Where a line in the data below includes the word "chevron", count it. State the total and nothing more.
**********
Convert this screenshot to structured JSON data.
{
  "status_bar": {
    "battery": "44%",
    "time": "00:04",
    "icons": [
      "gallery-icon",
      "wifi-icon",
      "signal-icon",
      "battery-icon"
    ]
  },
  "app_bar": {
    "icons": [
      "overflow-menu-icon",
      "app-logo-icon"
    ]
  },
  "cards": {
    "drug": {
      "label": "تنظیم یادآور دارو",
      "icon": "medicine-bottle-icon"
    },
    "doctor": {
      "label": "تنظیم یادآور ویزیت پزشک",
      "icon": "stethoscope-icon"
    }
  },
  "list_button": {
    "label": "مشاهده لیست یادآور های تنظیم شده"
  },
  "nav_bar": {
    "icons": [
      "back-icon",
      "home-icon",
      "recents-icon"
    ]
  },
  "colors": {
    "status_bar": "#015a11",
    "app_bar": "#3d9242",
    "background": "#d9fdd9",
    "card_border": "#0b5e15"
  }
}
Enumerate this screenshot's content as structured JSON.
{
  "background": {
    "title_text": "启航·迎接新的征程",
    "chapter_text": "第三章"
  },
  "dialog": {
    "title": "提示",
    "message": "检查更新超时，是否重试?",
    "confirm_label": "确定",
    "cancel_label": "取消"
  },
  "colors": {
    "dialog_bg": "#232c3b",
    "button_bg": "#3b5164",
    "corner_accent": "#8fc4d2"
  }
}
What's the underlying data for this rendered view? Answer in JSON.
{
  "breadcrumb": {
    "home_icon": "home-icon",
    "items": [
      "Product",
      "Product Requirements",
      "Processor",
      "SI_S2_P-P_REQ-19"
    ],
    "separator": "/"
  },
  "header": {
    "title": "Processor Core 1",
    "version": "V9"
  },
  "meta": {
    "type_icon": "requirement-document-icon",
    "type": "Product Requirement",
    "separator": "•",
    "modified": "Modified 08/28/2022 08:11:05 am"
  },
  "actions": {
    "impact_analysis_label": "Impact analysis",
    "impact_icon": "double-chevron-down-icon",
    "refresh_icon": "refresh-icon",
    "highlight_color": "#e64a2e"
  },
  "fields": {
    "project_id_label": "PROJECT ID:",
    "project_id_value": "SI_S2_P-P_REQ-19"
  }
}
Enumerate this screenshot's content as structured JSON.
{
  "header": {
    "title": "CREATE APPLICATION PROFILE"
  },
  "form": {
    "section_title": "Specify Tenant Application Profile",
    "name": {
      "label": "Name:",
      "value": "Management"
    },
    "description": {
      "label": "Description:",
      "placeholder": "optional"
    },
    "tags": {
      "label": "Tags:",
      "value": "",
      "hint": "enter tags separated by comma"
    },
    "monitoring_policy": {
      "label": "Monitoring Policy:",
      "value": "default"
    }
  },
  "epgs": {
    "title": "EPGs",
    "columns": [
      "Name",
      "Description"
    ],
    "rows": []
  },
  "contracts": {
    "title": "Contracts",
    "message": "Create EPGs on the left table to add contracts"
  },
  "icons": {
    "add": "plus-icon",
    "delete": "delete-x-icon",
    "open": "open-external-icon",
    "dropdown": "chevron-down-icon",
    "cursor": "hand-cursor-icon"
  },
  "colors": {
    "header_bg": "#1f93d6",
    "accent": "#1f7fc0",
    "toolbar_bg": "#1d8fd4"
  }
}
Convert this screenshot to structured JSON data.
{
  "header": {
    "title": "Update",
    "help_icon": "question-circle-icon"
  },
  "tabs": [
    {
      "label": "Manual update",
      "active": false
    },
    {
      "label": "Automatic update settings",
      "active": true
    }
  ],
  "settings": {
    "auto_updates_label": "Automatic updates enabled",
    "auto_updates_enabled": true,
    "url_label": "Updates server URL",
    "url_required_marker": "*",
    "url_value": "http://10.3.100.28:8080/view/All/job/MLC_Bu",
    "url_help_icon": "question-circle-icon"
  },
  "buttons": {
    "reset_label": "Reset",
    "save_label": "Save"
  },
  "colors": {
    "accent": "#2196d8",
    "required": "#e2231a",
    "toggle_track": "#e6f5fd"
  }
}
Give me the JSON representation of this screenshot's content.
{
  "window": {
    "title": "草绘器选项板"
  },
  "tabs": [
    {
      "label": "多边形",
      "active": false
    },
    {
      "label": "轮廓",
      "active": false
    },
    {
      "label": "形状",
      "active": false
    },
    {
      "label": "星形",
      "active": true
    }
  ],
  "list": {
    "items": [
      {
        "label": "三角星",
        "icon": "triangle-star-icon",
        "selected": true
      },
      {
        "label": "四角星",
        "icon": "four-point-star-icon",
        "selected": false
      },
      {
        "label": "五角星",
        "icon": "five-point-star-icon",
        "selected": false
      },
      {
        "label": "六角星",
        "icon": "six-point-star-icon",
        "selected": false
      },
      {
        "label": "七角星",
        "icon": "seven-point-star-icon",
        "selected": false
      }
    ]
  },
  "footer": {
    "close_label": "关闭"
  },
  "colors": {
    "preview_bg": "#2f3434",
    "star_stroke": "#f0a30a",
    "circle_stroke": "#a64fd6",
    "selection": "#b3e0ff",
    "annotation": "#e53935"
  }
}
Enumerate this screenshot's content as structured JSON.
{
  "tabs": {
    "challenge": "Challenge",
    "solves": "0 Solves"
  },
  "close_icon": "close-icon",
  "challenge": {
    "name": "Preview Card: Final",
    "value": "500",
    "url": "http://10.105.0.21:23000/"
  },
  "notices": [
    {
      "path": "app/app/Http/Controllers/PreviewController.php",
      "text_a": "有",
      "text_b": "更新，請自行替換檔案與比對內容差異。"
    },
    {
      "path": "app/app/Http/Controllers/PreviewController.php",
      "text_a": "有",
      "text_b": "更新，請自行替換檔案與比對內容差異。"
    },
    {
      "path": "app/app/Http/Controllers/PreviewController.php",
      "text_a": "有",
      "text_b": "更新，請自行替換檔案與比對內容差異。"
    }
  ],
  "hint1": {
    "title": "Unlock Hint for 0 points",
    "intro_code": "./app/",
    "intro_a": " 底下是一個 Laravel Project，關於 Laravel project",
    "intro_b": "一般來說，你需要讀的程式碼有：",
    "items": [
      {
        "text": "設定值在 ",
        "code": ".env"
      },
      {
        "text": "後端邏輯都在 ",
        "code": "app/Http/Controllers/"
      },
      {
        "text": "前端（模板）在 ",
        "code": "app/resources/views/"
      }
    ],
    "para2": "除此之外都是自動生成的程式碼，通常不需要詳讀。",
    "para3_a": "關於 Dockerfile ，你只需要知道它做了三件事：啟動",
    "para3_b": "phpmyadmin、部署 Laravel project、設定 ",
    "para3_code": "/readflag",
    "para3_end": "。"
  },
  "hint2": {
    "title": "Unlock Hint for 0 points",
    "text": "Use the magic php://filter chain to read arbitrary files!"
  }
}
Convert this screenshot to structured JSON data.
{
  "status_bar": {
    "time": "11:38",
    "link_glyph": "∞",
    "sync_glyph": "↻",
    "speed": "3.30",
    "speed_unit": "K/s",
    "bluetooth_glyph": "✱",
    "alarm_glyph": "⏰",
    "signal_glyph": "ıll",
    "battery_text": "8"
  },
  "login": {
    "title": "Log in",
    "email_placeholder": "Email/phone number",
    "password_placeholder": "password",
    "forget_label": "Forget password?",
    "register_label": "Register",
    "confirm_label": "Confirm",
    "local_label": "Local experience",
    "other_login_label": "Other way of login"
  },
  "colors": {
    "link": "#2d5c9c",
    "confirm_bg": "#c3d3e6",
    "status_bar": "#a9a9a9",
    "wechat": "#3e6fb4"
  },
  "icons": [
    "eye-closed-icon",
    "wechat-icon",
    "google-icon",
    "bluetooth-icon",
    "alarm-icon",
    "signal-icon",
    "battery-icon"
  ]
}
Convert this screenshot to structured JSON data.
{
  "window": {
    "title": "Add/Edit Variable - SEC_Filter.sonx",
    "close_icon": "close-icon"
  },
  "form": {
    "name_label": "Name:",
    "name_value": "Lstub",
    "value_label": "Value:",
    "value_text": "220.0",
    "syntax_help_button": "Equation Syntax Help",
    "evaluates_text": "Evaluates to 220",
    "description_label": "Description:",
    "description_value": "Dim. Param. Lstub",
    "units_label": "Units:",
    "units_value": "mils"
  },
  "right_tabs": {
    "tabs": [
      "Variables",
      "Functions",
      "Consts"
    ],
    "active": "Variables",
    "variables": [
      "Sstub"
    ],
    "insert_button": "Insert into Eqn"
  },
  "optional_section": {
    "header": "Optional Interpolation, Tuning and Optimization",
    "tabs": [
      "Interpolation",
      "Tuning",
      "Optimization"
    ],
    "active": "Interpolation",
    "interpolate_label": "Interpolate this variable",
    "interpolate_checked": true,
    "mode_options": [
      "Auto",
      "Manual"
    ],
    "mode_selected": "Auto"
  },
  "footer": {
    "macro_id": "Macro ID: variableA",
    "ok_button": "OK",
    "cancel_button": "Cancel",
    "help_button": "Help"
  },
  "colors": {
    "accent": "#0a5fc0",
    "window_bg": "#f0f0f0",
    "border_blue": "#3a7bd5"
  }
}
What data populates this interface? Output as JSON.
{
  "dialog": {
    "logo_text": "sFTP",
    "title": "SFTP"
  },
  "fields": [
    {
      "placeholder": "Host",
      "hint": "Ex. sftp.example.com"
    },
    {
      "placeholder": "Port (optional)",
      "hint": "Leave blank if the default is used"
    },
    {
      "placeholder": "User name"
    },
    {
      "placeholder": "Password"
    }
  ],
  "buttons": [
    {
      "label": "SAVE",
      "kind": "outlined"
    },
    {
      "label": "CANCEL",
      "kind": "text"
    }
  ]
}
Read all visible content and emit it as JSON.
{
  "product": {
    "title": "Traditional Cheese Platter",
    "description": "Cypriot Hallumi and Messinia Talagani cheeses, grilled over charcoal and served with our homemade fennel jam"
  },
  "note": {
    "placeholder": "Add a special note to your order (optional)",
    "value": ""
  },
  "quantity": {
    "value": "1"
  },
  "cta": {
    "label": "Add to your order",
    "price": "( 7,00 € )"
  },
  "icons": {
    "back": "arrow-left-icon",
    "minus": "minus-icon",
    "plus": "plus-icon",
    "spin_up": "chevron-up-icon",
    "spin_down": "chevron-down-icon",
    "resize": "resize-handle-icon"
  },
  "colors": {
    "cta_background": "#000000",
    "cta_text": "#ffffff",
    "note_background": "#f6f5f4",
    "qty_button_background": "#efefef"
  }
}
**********
# REPLY TO THE EXERCISE
4